▸ **ACTIVITY**
Repeat each entry exactly.

▸ **STORED DATA**

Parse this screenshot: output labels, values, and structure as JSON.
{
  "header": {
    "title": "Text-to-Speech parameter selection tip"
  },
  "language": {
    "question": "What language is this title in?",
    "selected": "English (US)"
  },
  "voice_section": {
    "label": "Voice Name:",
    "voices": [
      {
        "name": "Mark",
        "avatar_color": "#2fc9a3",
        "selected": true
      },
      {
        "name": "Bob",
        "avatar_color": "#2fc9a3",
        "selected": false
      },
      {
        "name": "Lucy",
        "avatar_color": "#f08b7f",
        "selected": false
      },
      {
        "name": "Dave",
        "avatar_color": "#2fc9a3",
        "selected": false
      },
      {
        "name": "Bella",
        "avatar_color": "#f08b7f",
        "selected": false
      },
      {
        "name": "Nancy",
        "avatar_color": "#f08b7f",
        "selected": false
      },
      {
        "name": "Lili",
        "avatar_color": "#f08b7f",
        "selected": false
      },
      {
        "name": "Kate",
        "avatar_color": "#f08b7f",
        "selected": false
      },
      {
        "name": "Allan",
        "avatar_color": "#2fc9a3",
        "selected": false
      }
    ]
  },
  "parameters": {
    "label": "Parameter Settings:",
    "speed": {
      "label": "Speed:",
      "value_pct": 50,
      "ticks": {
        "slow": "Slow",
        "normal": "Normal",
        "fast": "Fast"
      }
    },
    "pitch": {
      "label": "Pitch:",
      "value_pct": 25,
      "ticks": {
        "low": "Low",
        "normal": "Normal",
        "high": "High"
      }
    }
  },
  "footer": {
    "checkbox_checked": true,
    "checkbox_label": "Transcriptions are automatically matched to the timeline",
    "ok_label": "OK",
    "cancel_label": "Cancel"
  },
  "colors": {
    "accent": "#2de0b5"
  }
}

▸ **RESPONSE AREA**
Parse this screenshot: output labels, values, and structure as JSON.
{
  "header": {
    "title": "Text-to-Speech parameter selection tip"
  },
  "language": {
    "question": "What language is this title in?",
    "selected": "English (US)"
  },
  "voice_section": {
    "label": "Voice Name:",
    "voices": [
      {
        "name": "Mark",
        "avatar_color": "#2fc9a3",
        "selected": true
      },
      {
        "name": "Bob",
        "avatar_color": "#2fc9a3",
        "selected": false
      },
      {
        "name": "Lucy",
        "avatar_color": "#f08b7f",
        "selected": false
      },
      {
        "name": "Dave",
        "avatar_color": "#2fc9a3",
        "selected": false
      },
      {
        "name": "Bella",
        "avatar_color": "#f08b7f",
        "selected": false
      },
      {
        "name": "Nancy",
        "avatar_color": "#f08b7f",
        "selected": false
      },
      {
        "name": "Lili",
        "avatar_color": "#f08b7f",
        "selected": false
      },
      {
        "name": "Kate",
        "avatar_color": "#f08b7f",
        "selected": false
      },
      {
        "name": "Allan",
        "avatar_color": "#2fc9a3",
        "selected": false
      }
    ]
  },
  "parameters": {
    "label": "Parameter Settings:",
    "speed": {
      "label": "Speed:",
      "value_pct": 50,
      "ticks": {
        "slow": "Slow",
        "normal": "Normal",
        "fast": "Fast"
      }
    },
    "pitch": {
      "label": "Pitch:",
      "value_pct": 25,
      "ticks": {
        "low": "Low",
        "normal": "Normal",
        "high": "High"
      }
    }
  },
  "footer": {
    "checkbox_checked": true,
    "checkbox_label": "Transcriptions are automatically matched to the timeline",
    "ok_label": "OK",
    "cancel_label": "Cancel"
  },
  "colors": {
    "accent": "#2de0b5"
  }
}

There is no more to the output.